**Assignment**:
From the line that has "Give me the" down to the last line of the data below, set down every line exactly, but none of the pictures.

== Records provided ==

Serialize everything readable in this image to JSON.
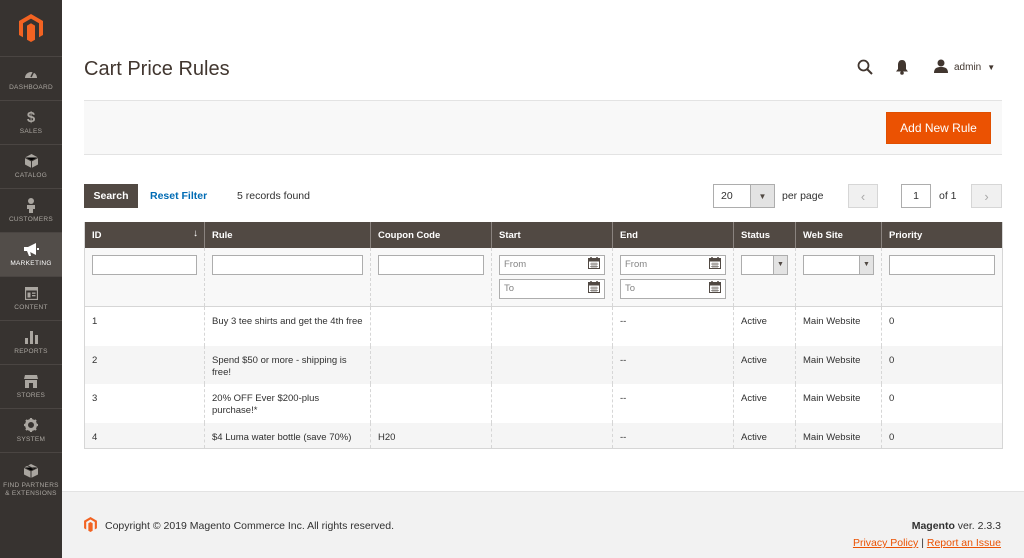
{
  "colors": {
    "sidebar": "#373330",
    "accent": "#eb5202",
    "header": "#514943",
    "link": "#006bb4"
  },
  "sidebar": {
    "items": [
      {
        "label": "DASHBOARD",
        "icon": "dashboard-icon"
      },
      {
        "label": "SALES",
        "icon": "dollar-icon"
      },
      {
        "label": "CATALOG",
        "icon": "cube-icon"
      },
      {
        "label": "CUSTOMERS",
        "icon": "person-icon"
      },
      {
        "label": "MARKETING",
        "icon": "megaphone-icon"
      },
      {
        "label": "CONTENT",
        "icon": "content-icon"
      },
      {
        "label": "REPORTS",
        "icon": "bar-chart-icon"
      },
      {
        "label": "STORES",
        "icon": "store-icon"
      },
      {
        "label": "SYSTEM",
        "icon": "gear-icon"
      },
      {
        "label": "FIND PARTNERS & EXTENSIONS",
        "icon": "extensions-icon"
      }
    ],
    "active": "MARKETING"
  },
  "header": {
    "title": "Cart Price Rules",
    "user": "admin"
  },
  "actions": {
    "add_label": "Add New Rule"
  },
  "grid_controls": {
    "search_label": "Search",
    "reset_label": "Reset Filter",
    "records": "5 records found",
    "per_page_value": "20",
    "per_page_label": "per page",
    "page": "1",
    "of_pages": "of 1"
  },
  "table": {
    "columns": [
      "ID",
      "Rule",
      "Coupon Code",
      "Start",
      "End",
      "Status",
      "Web Site",
      "Priority"
    ],
    "filters": {
      "from": "From",
      "to": "To"
    },
    "rows": [
      {
        "id": "1",
        "rule": "Buy 3 tee shirts and get the 4th free",
        "coupon": "",
        "start": "",
        "end": "--",
        "status": "Active",
        "website": "Main Website",
        "priority": "0"
      },
      {
        "id": "2",
        "rule": "Spend $50 or more - shipping is free!",
        "coupon": "",
        "start": "",
        "end": "--",
        "status": "Active",
        "website": "Main Website",
        "priority": "0"
      },
      {
        "id": "3",
        "rule": "20% OFF Ever $200-plus purchase!*",
        "coupon": "",
        "start": "",
        "end": "--",
        "status": "Active",
        "website": "Main Website",
        "priority": "0"
      },
      {
        "id": "4",
        "rule": "$4 Luma water bottle (save 70%)",
        "coupon": "H20",
        "start": "",
        "end": "--",
        "status": "Active",
        "website": "Main Website",
        "priority": "0"
      }
    ]
  },
  "footer": {
    "copyright": "Copyright © 2019 Magento Commerce Inc. All rights reserved.",
    "brand": "Magento",
    "version": " ver. 2.3.3",
    "privacy": "Privacy Policy",
    "separator": " | ",
    "report": "Report an Issue"
  }
}
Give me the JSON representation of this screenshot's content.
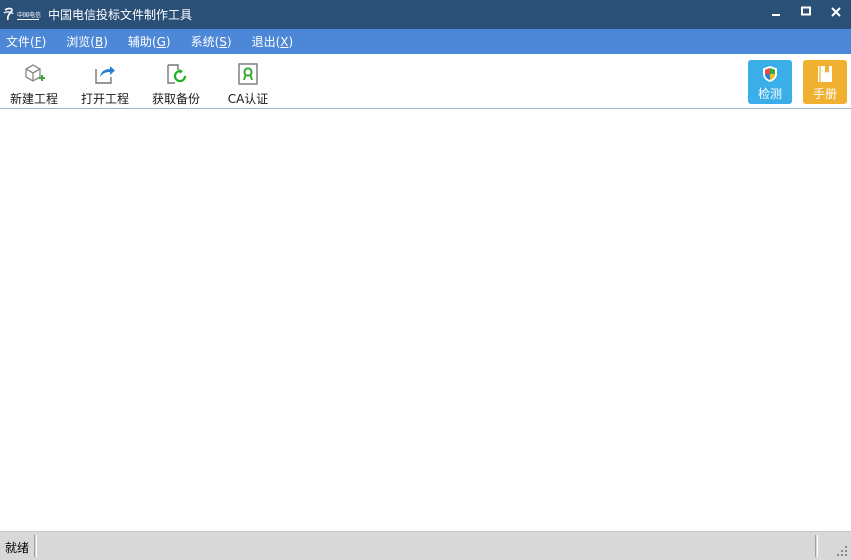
{
  "window": {
    "title": "中国电信投标文件制作工具",
    "minimize_icon": "minimize-icon",
    "maximize_icon": "maximize-icon",
    "close_icon": "close-icon"
  },
  "menu": {
    "items": [
      {
        "label": "文件(",
        "key": "F",
        "close": ")"
      },
      {
        "label": "浏览(",
        "key": "B",
        "close": ")"
      },
      {
        "label": "辅助(",
        "key": "G",
        "close": ")"
      },
      {
        "label": "系统(",
        "key": "S",
        "close": ")"
      },
      {
        "label": "退出(",
        "key": "X",
        "close": ")"
      }
    ]
  },
  "toolbar": {
    "new_project": {
      "label": "新建工程",
      "icon": "new-project-icon"
    },
    "open_project": {
      "label": "打开工程",
      "icon": "open-project-icon"
    },
    "get_backup": {
      "label": "获取备份",
      "icon": "backup-icon"
    },
    "ca_auth": {
      "label": "CA认证",
      "icon": "certificate-icon"
    },
    "check": {
      "label": "检测",
      "icon": "shield-icon"
    },
    "manual": {
      "label": "手册",
      "icon": "book-icon"
    }
  },
  "colors": {
    "titlebar": "#2b5078",
    "menubar": "#4d88d8",
    "check_button": "#3aaee8",
    "manual_button": "#f0b030"
  },
  "status": {
    "text": "就绪"
  }
}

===

**Answer space**:
Give me the JSON representation of this screenshot's content.
{
  "window": {
    "title": "中国电信投标文件制作工具",
    "minimize_icon": "minimize-icon",
    "maximize_icon": "maximize-icon",
    "close_icon": "close-icon"
  },
  "menu": {
    "items": [
      {
        "label": "文件(",
        "key": "F",
        "close": ")"
      },
      {
        "label": "浏览(",
        "key": "B",
        "close": ")"
      },
      {
        "label": "辅助(",
        "key": "G",
        "close": ")"
      },
      {
        "label": "系统(",
        "key": "S",
        "close": ")"
      },
      {
        "label": "退出(",
        "key": "X",
        "close": ")"
      }
    ]
  },
  "toolbar": {
    "new_project": {
      "label": "新建工程",
      "icon": "new-project-icon"
    },
    "open_project": {
      "label": "打开工程",
      "icon": "open-project-icon"
    },
    "get_backup": {
      "label": "获取备份",
      "icon": "backup-icon"
    },
    "ca_auth": {
      "label": "CA认证",
      "icon": "certificate-icon"
    },
    "check": {
      "label": "检测",
      "icon": "shield-icon"
    },
    "manual": {
      "label": "手册",
      "icon": "book-icon"
    }
  },
  "colors": {
    "titlebar": "#2b5078",
    "menubar": "#4d88d8",
    "check_button": "#3aaee8",
    "manual_button": "#f0b030"
  },
  "status": {
    "text": "就绪"
  }
}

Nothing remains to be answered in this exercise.